The results were positive. Forchon says the project was brought in on time and for only 53% of the budgeted $10 million. Phone enquiries were a scant 3.1% and the attrition rate was nil. Small wonder that the DM campaign snagged a gold in the Canadian Marketing Association RSVP Awards the following year.

And the combined efforts of the plaid team and its agency partners resulted in the new TD Canada Trust entity actually adding to its market share immediately after the merger.

Enter the big green armchair

Everyone agrees that the secret weapon in all of this was the eureka realization by a brand expert who happens to have almost a wizard’s name.
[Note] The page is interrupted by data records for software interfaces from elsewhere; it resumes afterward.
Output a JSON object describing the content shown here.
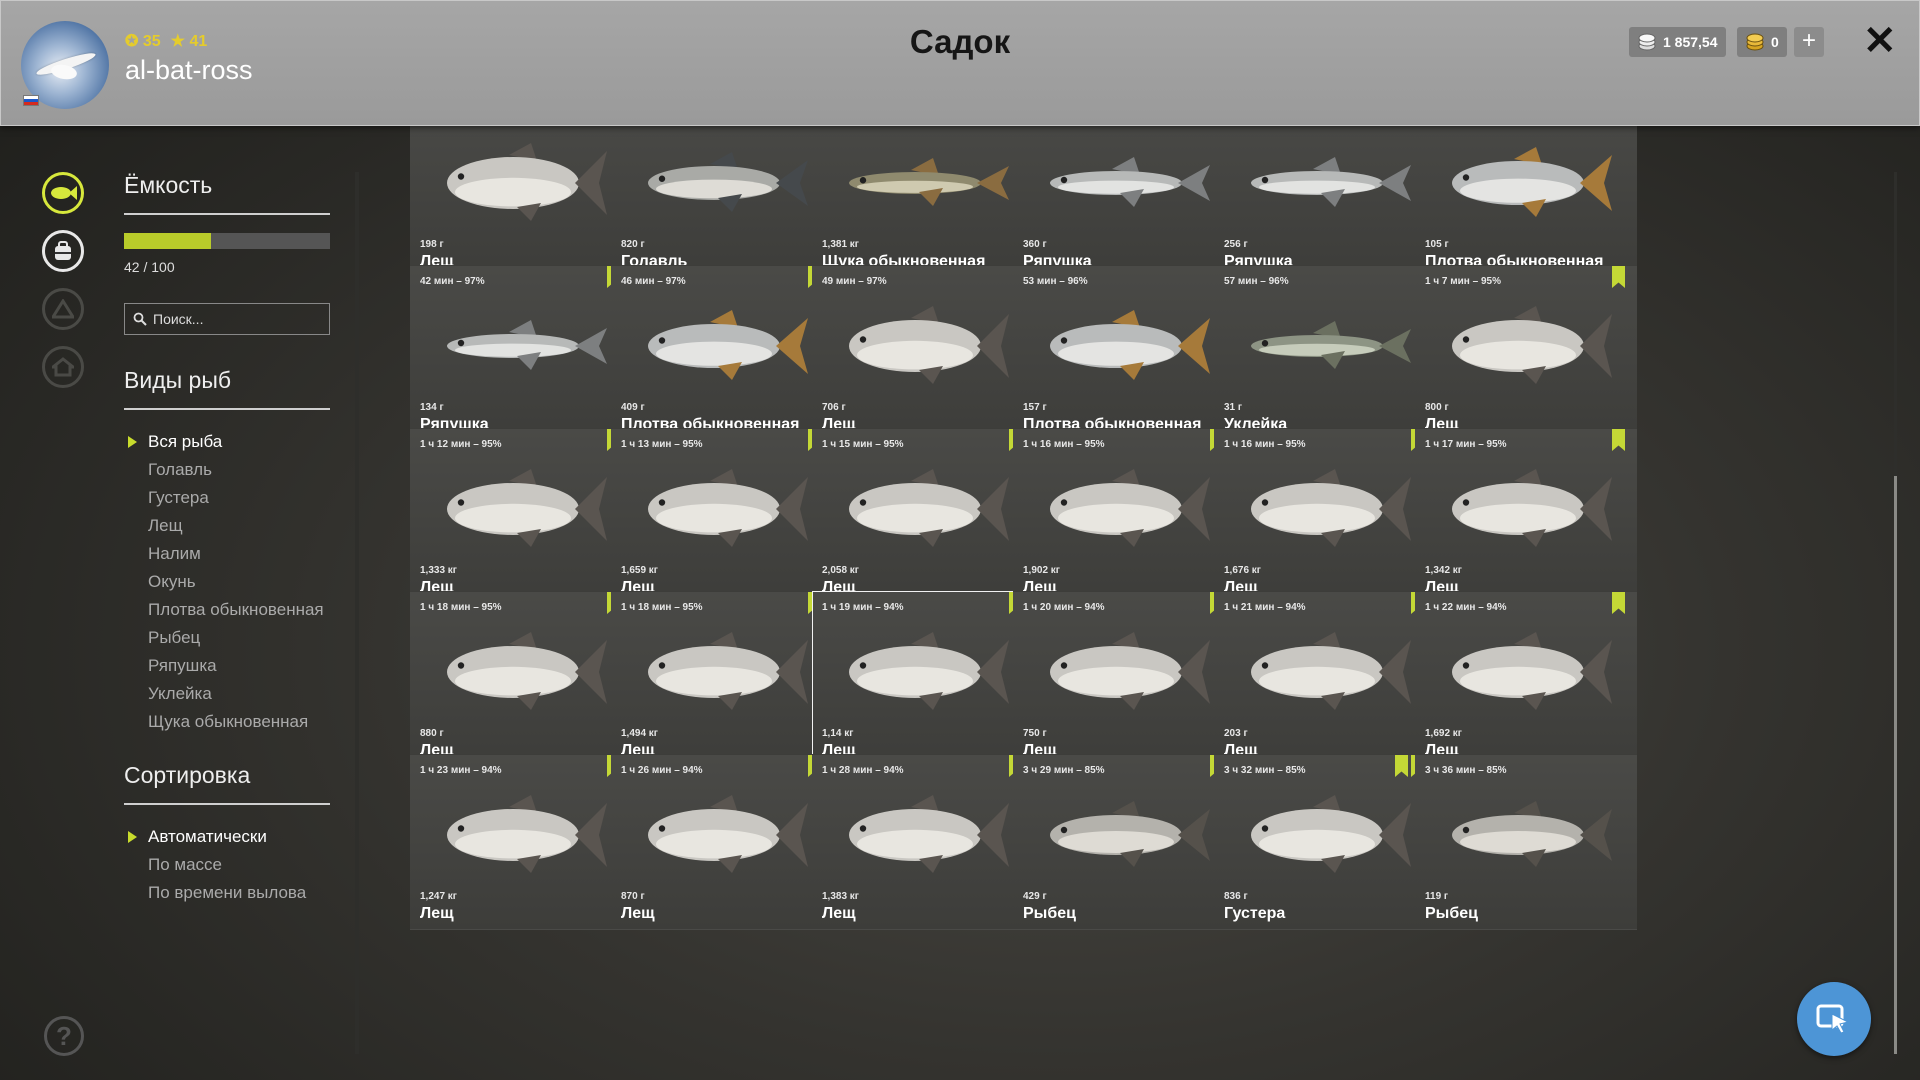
{
  "header": {
    "title": "Садок",
    "level": "35",
    "stars": "41",
    "username": "al-bat-ross",
    "silver": "1 857,54",
    "gold": "0"
  },
  "sidebar": {
    "capacity_title": "Ёмкость",
    "capacity_text": "42 / 100",
    "capacity_fraction": 0.42,
    "search_placeholder": "Поиск...",
    "species_title": "Виды рыб",
    "species": [
      "Вся рыба",
      "Голавль",
      "Густера",
      "Лещ",
      "Налим",
      "Окунь",
      "Плотва обыкновенная",
      "Рыбец",
      "Ряпушка",
      "Уклейка",
      "Щука обыкновенная"
    ],
    "sort_title": "Сортировка",
    "sort_options": [
      "Автоматически",
      "По массе",
      "По времени вылова"
    ]
  },
  "cards": [
    {
      "time": "",
      "weight": "198 г",
      "name": "Лещ",
      "marks": 0,
      "fish": "bream"
    },
    {
      "time": "",
      "weight": "820 г",
      "name": "Голавль",
      "marks": 0,
      "fish": "chub"
    },
    {
      "time": "",
      "weight": "1,381 кг",
      "name": "Щука обыкновенная",
      "marks": 0,
      "fish": "pike"
    },
    {
      "time": "",
      "weight": "360 г",
      "name": "Ряпушка",
      "marks": 0,
      "fish": "slim"
    },
    {
      "time": "",
      "weight": "256 г",
      "name": "Ряпушка",
      "marks": 0,
      "fish": "slim"
    },
    {
      "time": "",
      "weight": "105 г",
      "name": "Плотва обыкновенная",
      "marks": 0,
      "fish": "roach"
    },
    {
      "time": "42 мин – 97%",
      "weight": "134 г",
      "name": "Ряпушка",
      "marks": 1,
      "fish": "slim"
    },
    {
      "time": "46 мин – 97%",
      "weight": "409 г",
      "name": "Плотва обыкновенная",
      "marks": 1,
      "fish": "roach"
    },
    {
      "time": "49 мин – 97%",
      "weight": "706 г",
      "name": "Лещ",
      "marks": 0,
      "fish": "bream"
    },
    {
      "time": "53 мин – 96%",
      "weight": "157 г",
      "name": "Плотва обыкновенная",
      "marks": 0,
      "fish": "roach"
    },
    {
      "time": "57 мин – 96%",
      "weight": "31 г",
      "name": "Уклейка",
      "marks": 0,
      "fish": "bleak"
    },
    {
      "time": "1 ч 7 мин – 95%",
      "weight": "800 г",
      "name": "Лещ",
      "marks": 1,
      "fish": "bream"
    },
    {
      "time": "1 ч 12 мин – 95%",
      "weight": "1,333 кг",
      "name": "Лещ",
      "marks": 1,
      "fish": "bream"
    },
    {
      "time": "1 ч 13 мин – 95%",
      "weight": "1,659 кг",
      "name": "Лещ",
      "marks": 1,
      "fish": "bream"
    },
    {
      "time": "1 ч 15 мин – 95%",
      "weight": "2,058 кг",
      "name": "Лещ",
      "marks": 1,
      "fish": "bream"
    },
    {
      "time": "1 ч 16 мин – 95%",
      "weight": "1,902 кг",
      "name": "Лещ",
      "marks": 1,
      "fish": "bream"
    },
    {
      "time": "1 ч 16 мин – 95%",
      "weight": "1,676 кг",
      "name": "Лещ",
      "marks": 1,
      "fish": "bream"
    },
    {
      "time": "1 ч 17 мин – 95%",
      "weight": "1,342 кг",
      "name": "Лещ",
      "marks": 1,
      "fish": "bream"
    },
    {
      "time": "1 ч 18 мин – 95%",
      "weight": "880 г",
      "name": "Лещ",
      "marks": 1,
      "fish": "bream"
    },
    {
      "time": "1 ч 18 мин – 95%",
      "weight": "1,494 кг",
      "name": "Лещ",
      "marks": 1,
      "fish": "bream"
    },
    {
      "time": "1 ч 19 мин – 94%",
      "weight": "1,14 кг",
      "name": "Лещ",
      "marks": 1,
      "fish": "bream",
      "selected": true
    },
    {
      "time": "1 ч 20 мин – 94%",
      "weight": "750 г",
      "name": "Лещ",
      "marks": 1,
      "fish": "bream"
    },
    {
      "time": "1 ч 21 мин – 94%",
      "weight": "203 г",
      "name": "Лещ",
      "marks": 1,
      "fish": "bream"
    },
    {
      "time": "1 ч 22 мин – 94%",
      "weight": "1,692 кг",
      "name": "Лещ",
      "marks": 1,
      "fish": "bream"
    },
    {
      "time": "1 ч 23 мин – 94%",
      "weight": "1,247 кг",
      "name": "Лещ",
      "marks": 1,
      "fish": "bream"
    },
    {
      "time": "1 ч 26 мин – 94%",
      "weight": "870 г",
      "name": "Лещ",
      "marks": 1,
      "fish": "bream"
    },
    {
      "time": "1 ч 28 мин – 94%",
      "weight": "1,383 кг",
      "name": "Лещ",
      "marks": 1,
      "fish": "bream"
    },
    {
      "time": "3 ч 29 мин – 85%",
      "weight": "429 г",
      "name": "Рыбец",
      "marks": 1,
      "fish": "vimba"
    },
    {
      "time": "3 ч 32 мин – 85%",
      "weight": "836 г",
      "name": "Густера",
      "marks": 2,
      "fish": "bream"
    },
    {
      "time": "3 ч 36 мин – 85%",
      "weight": "119 г",
      "name": "Рыбец",
      "marks": 0,
      "fish": "vimba"
    }
  ],
  "icons": {
    "level": "leaf-circle-icon",
    "stars": "star-icon",
    "silver": "silver-coins-icon",
    "gold": "gold-coins-icon",
    "keepnet": "fish-circle-icon",
    "bag": "bag-icon",
    "home": "home-icon",
    "camp": "camp-icon",
    "help": "help-icon",
    "fab": "cursor-icon"
  },
  "colors": {
    "accent": "#c4d836",
    "fab": "#4d95d6"
  }
}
It was Ian Mirlin who conjured up the notion that what was needed for instant brand perception of the new entity was ‘an inhabitable metaphor.’

Currently stepping down as CCO at Young & Rubicam Toronto, he was at the time of the merger a partner in the Harrod & Mirlin arm of FCB. Although Mirlin insists that a lot of people he ‘doesn’t want to steal the limelight away from’ were involved, Armstrong is equally adamant in crediting him with the lion’s share of the insight that – after kicking around the notion of a bench or a pillow – ultimately produced the big green armchair.

It was quickly adopted to symbolize what Mirlin calls TD Canada Trust’s ‘commitment to a palpable brand that people could actually touch and even sit in [rather than just] an amorphous promise.’

Thanks to a dynamic introductory campaign, what the green armchair came to convey beyond its palpability and recognition factor, says Boniface, was ‘that comfortable, hassle-free banking would be delivered through key operational initiatives including [Canada Trust's famous

'8 to 8'] longer hours at more branches, paperless banking and easy account switching.’

When the tagline ‘Banking can be this comfortable’ was added to the mix and liberally deployed, the result was a winning strategy that’s still cleaning competitors’ clocks today. The fact that roughly one in three Canadians choose to bank with TD Canada Trust is just one sign of the brand’s success.